Bin Wine Bar
When I first heard the concept for Bin Wine Bar on Mears Park in downtown St. Paul I knew they were singing my tune. The plan was put together by a woman who lived in one of the lofts in the Lowertown neighborhood. She wanted somewhere she and friends could walk to, enjoy some little bites, good wine in a comfortable chic atmosphere. This was exactly what I was looking for! She could be me.
(Except of course having money and living in a snazzy loft. In fact, when we were looking to move I tried to find somewhere in downtown. I imagined being the super hip type of urban couple that could luxuriate in a brick and lumber lined loft, gleaming stainless steel appliances and glittering granite counter tops smiling at me every day. In fact, I had found one place just like that listed on Craigslist. I eagerly requested a showing and received an email that said, "keys after you sends us a check for $100. We are good cristans diong the Lard's work in Nigera misson. We will sends you tehdesposits. We loev our home and want a good Jessus follwing family to care for our home. We when receives teh mones, we send you teh keys." Yeeeah, as much as I do believe in the "Lard" I reported them as a fraudulent listing. The $800/mo price tag for the luxurious loft should probably have tipped me off, but I was feeling optimistic. Probably drunk or something.)

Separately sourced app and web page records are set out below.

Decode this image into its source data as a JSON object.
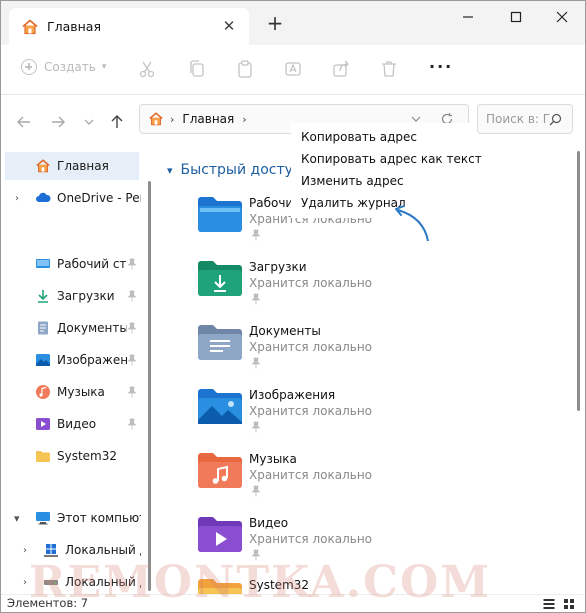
{
  "window": {
    "tab_title": "Главная",
    "close_tab_glyph": "✕",
    "new_tab_glyph": "+"
  },
  "toolbar": {
    "create_label": "Создать",
    "create_caret": "▾",
    "more_glyph": "···"
  },
  "address_bar": {
    "separator": "›",
    "path": "Главная",
    "separator_trailing": "›"
  },
  "search": {
    "placeholder": "Поиск в: Г"
  },
  "sidebar": {
    "items": [
      {
        "label": "Главная",
        "icon": "home-icon",
        "pinned": false
      },
      {
        "label": "OneDrive - Personal",
        "icon": "cloud-icon",
        "pinned": false
      },
      {
        "label": "Рабочий стол",
        "icon": "desktop-icon",
        "pinned": true
      },
      {
        "label": "Загрузки",
        "icon": "download-icon",
        "pinned": true
      },
      {
        "label": "Документы",
        "icon": "documents-icon",
        "pinned": true
      },
      {
        "label": "Изображения",
        "icon": "pictures-icon",
        "pinned": true
      },
      {
        "label": "Музыка",
        "icon": "music-icon",
        "pinned": true
      },
      {
        "label": "Видео",
        "icon": "video-icon",
        "pinned": true
      },
      {
        "label": "System32",
        "icon": "folder-icon",
        "pinned": false
      },
      {
        "label": "Этот компьютер",
        "icon": "computer-icon",
        "pinned": false
      },
      {
        "label": "Локальный диск (C:)",
        "icon": "drive-icon",
        "pinned": false
      },
      {
        "label": "Локальный диск (D:)",
        "icon": "drive-icon",
        "pinned": false
      }
    ]
  },
  "content": {
    "section_title": "Быстрый доступ",
    "folders": [
      {
        "name": "Рабочий стол",
        "subtitle": "Хранится локально",
        "icon": "desktop-folder-icon"
      },
      {
        "name": "Загрузки",
        "subtitle": "Хранится локально",
        "icon": "downloads-folder-icon"
      },
      {
        "name": "Документы",
        "subtitle": "Хранится локально",
        "icon": "documents-folder-icon"
      },
      {
        "name": "Изображения",
        "subtitle": "Хранится локально",
        "icon": "pictures-folder-icon"
      },
      {
        "name": "Музыка",
        "subtitle": "Хранится локально",
        "icon": "music-folder-icon"
      },
      {
        "name": "Видео",
        "subtitle": "Хранится локально",
        "icon": "video-folder-icon"
      },
      {
        "name": "System32",
        "subtitle": "",
        "icon": "folder-icon"
      }
    ]
  },
  "context_menu": {
    "items": [
      "Копировать адрес",
      "Копировать адрес как текст",
      "Изменить адрес",
      "Удалить журнал"
    ]
  },
  "status": {
    "items_text": "Элементов: 7"
  },
  "watermark": "REMONTKA.COM",
  "colors": {
    "accent": "#1f5fa0",
    "arrow": "#2a78c5",
    "folder_blue": "#2a8fe0",
    "folder_green": "#1fa37a",
    "folder_orange": "#f2a23a",
    "folder_purple": "#8a4fd1"
  }
}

So, although I didn't live in the area, I wanted to visit and I wanted to try some wine (and maybe have a little commune with The Lard.) After a couple of failed attempts, I finally made my way over there last Saturday with two very good girlfriends. We arrived at exactly 3:01pm and they open at 3. Yes, I am always the lame-o at the party that shows up the exact second you tell me to be there. I am never cool enough to last to the end and I will always be that big of a dork.
"First ones in!" I exclaimed, my voice echoing off the empty bar fixtures. We sat ourselves near the front of the restaurant overlooking the park. I was lovely. Something about the place reminded me very much of a woman I used to know - P.W. Rich reds, brassy fixtures and opulent booths. I should call her.
We ordered a bottle of the Toasted Head "Untamed Red," a bottle I know I've seen at local wine shops, but had never tried. We also ordered a plate of the charcuterie.
A beautiful meat plate. The marinated olives were revelatory. The salty, fatty salami paired beautifully with the rosy pickled onions. There were little dots of salty almonds, tender, chubby little hunks of tar tar and spicy sopressata. Buttery, salty cashews, pickled spicy dilly beans and crisp fresh cucumber chips rounded out the plate. It was delightful to eat with plenty of little tastes and flavors to pair with the toasty wine. The bottle went quickly, although I wouldn't say it was a wonderful choice. It was completely drinkable, but nothing all that fantastic. It didn't taste like $30 worth of wine.
So, of course we ordered another bottle. This time, at the suggestion of our server, we ordered the Root: 1 Carmenere. I liked this one a bit more. The flavor was more supple. Soldiering ahead, we figured we should probably try some more food and ordered the cheese platter.
We were served a young Wisconsin Gouda, Northern Lights Blue and an English Gloucester cheese, more delicious olives, rye crisp crackers, craisins cocoa dusted almonds, incredible Marcona almonds and a little side of pickled beets. The almonds were a fantastic match for the cheese. The cheeses themselves were a nice pairing, all creamy, but varied in flavor from the meek Gouda, the soft, smooth blue and the snappy blue and cheddar combo. The rye crackers were very dry and chock full of nuts - hard to pair with the mild Gouda. They overpowered the taste. After asking for a side of bread, we got a basic if slightly stale baguette that was a better match.
We babbled, sipped, gossiped, giggled and occasionally snorted with laughter. The setting was instantly familiar and comfortable. A little more room on my credit card and we probably could have stayed there all day. If I lived in one of those loft apartments, this place would be a dangerous addition to the neighborhood. I could see myself cultivating a seriously addiction to the reasonably priced wine, fun little plates and outstanding company I'd settled in with.